◆ What to produce: Once you know how many lines below hold "node", reply with that number and add nothing.

◆ Data for processing:

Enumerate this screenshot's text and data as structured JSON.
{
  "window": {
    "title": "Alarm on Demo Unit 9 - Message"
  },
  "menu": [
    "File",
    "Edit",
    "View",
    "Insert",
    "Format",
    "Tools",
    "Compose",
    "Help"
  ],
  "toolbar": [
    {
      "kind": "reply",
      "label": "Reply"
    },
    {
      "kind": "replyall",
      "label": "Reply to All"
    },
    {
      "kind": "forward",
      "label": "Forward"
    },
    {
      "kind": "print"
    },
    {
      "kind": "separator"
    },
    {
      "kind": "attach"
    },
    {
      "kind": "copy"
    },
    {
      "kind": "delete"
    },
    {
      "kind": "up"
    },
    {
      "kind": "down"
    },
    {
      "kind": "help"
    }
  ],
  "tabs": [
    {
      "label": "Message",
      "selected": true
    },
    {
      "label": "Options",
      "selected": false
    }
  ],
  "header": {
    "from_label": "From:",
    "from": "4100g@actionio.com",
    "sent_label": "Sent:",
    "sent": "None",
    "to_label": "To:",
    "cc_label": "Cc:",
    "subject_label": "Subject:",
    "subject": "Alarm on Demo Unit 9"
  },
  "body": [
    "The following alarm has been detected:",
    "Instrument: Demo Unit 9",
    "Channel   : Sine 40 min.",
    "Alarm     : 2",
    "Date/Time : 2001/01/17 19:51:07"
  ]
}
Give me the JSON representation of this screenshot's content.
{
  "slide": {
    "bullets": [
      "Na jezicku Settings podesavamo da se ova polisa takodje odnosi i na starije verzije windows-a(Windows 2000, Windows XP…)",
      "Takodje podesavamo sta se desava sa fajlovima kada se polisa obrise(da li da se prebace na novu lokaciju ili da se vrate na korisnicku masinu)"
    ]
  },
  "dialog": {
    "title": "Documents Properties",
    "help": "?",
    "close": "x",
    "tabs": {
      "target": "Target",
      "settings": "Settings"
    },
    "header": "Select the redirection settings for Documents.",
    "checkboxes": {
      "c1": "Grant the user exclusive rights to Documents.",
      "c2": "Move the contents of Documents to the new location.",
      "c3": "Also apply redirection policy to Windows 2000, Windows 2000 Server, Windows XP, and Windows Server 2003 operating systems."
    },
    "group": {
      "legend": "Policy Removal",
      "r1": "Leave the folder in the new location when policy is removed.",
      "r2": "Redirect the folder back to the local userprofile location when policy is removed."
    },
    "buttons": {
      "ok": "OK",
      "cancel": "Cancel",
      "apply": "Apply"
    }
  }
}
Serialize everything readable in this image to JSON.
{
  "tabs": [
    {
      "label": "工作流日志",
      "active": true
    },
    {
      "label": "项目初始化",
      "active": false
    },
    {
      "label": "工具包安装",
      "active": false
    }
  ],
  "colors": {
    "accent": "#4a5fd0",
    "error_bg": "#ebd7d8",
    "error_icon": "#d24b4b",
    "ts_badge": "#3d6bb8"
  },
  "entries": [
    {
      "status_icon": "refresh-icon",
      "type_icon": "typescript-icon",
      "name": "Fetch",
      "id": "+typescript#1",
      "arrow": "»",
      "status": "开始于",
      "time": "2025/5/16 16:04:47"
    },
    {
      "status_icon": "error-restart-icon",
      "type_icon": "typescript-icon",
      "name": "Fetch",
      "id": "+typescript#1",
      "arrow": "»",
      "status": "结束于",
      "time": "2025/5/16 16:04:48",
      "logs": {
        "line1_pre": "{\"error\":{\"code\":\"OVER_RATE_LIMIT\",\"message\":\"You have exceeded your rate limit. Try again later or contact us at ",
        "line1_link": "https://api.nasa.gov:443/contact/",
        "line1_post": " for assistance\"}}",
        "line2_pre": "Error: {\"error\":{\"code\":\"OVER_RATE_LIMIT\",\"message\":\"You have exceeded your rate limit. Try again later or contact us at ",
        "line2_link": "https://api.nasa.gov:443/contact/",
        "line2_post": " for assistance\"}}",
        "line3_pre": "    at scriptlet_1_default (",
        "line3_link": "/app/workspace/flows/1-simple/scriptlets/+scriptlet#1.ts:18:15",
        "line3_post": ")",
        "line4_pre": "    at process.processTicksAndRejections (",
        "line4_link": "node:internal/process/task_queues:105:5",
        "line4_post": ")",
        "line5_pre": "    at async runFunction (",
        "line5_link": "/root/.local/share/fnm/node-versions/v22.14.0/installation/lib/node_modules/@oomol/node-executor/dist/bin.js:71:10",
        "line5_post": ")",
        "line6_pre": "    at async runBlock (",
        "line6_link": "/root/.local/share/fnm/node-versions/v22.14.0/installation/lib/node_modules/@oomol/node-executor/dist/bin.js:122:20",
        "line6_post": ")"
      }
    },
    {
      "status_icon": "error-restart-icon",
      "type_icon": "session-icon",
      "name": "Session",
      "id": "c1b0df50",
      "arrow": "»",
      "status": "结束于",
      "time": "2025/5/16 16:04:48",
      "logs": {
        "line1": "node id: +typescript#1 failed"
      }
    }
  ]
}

◆ Reply to the task: 4